Stars: Toni Collette, Rebecca Gibney, Anthony La Paglia, Liev Shrieber, Caroline Goodall, Deborah Mailman, Kerry Fox, Lilly Sullivan, Betheny Whitmore, Sam Clark and Nicole Freeman.
Writer/Director: P. J. Hogan
It is impossible not to feel some love for Mental, a coarse, colourful comedy that marks director PJ Hogan’s return to the raucous suburban milieu he captured so memorably in Muriel’s Wedding. That said, it sure is hard too sometimes.
Leading lady Toni Collette and a gaudy seaside enclave peopled by eccentric denizens are just two of the instantly familiar elements in a film that reworks ever so slightly just about every memorable aspect of the 1994 hit. Mental is guaranteed to satiate anyone still pining for the sequel to Muriel’s Wedding that oddly failed to eventuate in the wake of its success (full disclosure – liked but never loved it).
The freedom afforded Hogan upon agreeing to seek a second cinematic lightning-strike has proved a double-edged sword. This is clearly an aesthetic that he adores, but the unbridled joie de vivre he specialises in has also resulted in a deeply indulgent, wildly unwieldy film that ultimately feels as schizophrenic as several of his characters.

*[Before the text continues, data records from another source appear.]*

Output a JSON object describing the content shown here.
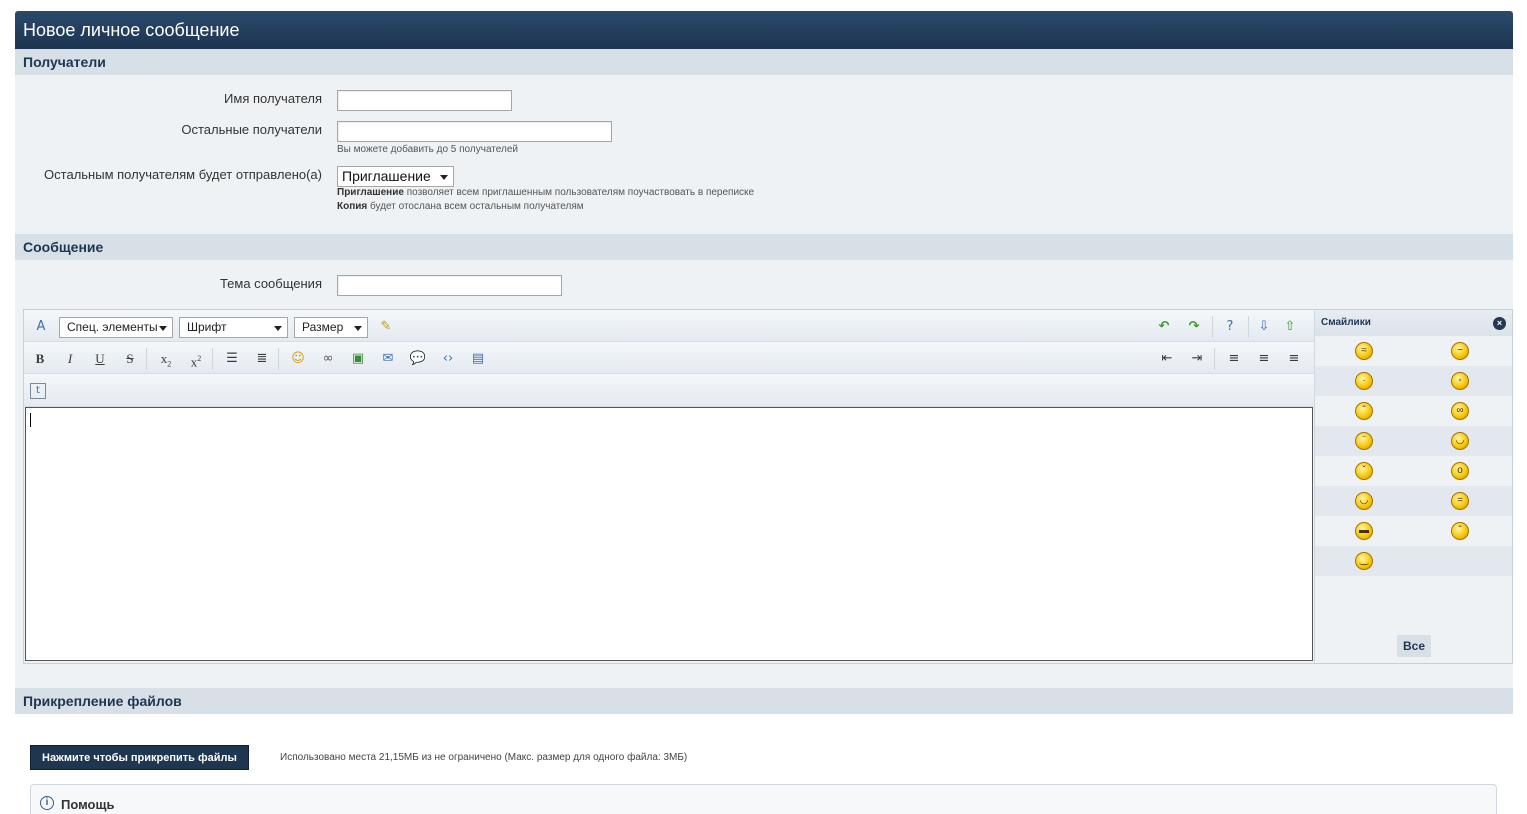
{
  "header": {
    "title": "Новое личное сообщение"
  },
  "recipients": {
    "section_title": "Получатели",
    "recipient_label": "Имя получателя",
    "recipient_value": "",
    "others_label": "Остальные получатели",
    "others_value": "",
    "others_hint_prefix": "Вы можете добавить до ",
    "others_hint_count": "5",
    "others_hint_suffix": " получателей",
    "send_mode_label": "Остальным получателям будет отправлено(а)",
    "send_mode_selected": "Приглашение",
    "hint_invite_bold": "Приглашение",
    "hint_invite_text": " позволяет всем приглашенным пользователям поучаствовать в переписке",
    "hint_copy_bold": "Копия",
    "hint_copy_text": " будет отослана всем остальным получателям"
  },
  "message": {
    "section_title": "Сообщение",
    "subject_label": "Тема сообщения",
    "subject_value": "",
    "toolbar": {
      "special_select": "Спец. элементы",
      "font_select": "Шрифт",
      "size_select": "Размер",
      "bold": "B",
      "italic": "I",
      "underline": "U",
      "strike": "S"
    },
    "body_value": ""
  },
  "smilies": {
    "title": "Смайлики",
    "all_label": "Все",
    "icons": [
      "smiley-dizzy-icon",
      "smiley-sleepy-icon",
      "smiley-neutral-icon",
      "smiley-crazy-icon",
      "smiley-angry-icon",
      "smiley-glasses-icon",
      "smiley-confused-icon",
      "smiley-laugh-icon",
      "smiley-wink-icon",
      "smiley-shocked-icon",
      "smiley-tongue-icon",
      "smiley-grin-icon",
      "smiley-cool-icon",
      "smiley-worried-icon",
      "smiley-smile-icon"
    ]
  },
  "attachments": {
    "section_title": "Прикрепление файлов",
    "button_label": "Нажмите чтобы прикрепить файлы",
    "usage_info": "Использовано места 21,15МБ из не ограничено (Макс. размер для одного файла: 3МБ)",
    "help_label": "Помощь"
  },
  "colors": {
    "header_bg": "#1d3450",
    "section_bg": "#d7dfe7",
    "body_bg": "#eef2f5",
    "accent": "#1f3650"
  }
}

The haphazard plot begins with the inevitable breakdown of Shirley Moochmore (Rebecca Gibney), the deluded soon-to-be ex-wife of the town’s sleazy mayor, Barry (Anthony LaPaglia). Their four daughters are largely raising themselves, led by Coral (a fine Lily Sullivan), although each have their own borderline psychosis. With Shirley hospitalized (and largely sidelined from the film’s mid-section, despite most of the first 30 minutes being entirely her tale), Barry picks up hippy/hobo Shaz (Collette) and puts her in charge of the household. Strong bonds are formed and these scenes represent the best moments in the film; Shaz’s cafe showdown with two teen tormentors is a highlight.
However, Hogan loses control of his imagined world in the third act. An awkwardly weighty amount of new exposition is introduced, spinning the film off into its own bi-polar existence. Meagre subplots involving Kerry Fox’s snotty neighbour, Liev Shrieber’s bitter ex-shark hunter, Deborah Mailman’s lesbian mental-patient, Sam Clark’s surfie heart-throb and Caroline Goodall’s doll-obsessed auntie are all loopy artifice but are afforded hefty screen-time. The engaging rapport between Shaz and the girls is jettisoned in favour of a darker, far less credible plot involving Shaz’s sad history. Way over-stretched at 116 minutes, Mental seems to end on at least four different occasions before Hogan grinds the whimsy into gear again…and again…and again.
As with Muriel’s Wedding, the ace in Hogan’s sleeve is Toni Collette. Though her very broad ‘Strine may be a turn-off for some, she gives her all in a performance that asks her to go beyond the call of duty in some particularly distasteful scenes; Hogan’s penchant for icky physical humour extends to elaborately silly gags about menstruating and lighting farts. Others who register strongly are Gibney, whose startling physical commitment to the role will shock some; Shrieber’s salty curmudgeon, Trevor Blundell; and, the bit players who populate the mental healthcare institution, many of which provide the film’s biggest laughs.
The autobiographical nature of both Muriel’s Wedding and Mental ensures Hogan connects with the character’s idiosyncrasies; the gaudy flair that he splashes about pales next to the affection he has for his characters. The plot may be cumbersome and the humour over-played, but Mental still manages to feel like the vision of a director working from the heart, albeit via an appropriately twisted mind.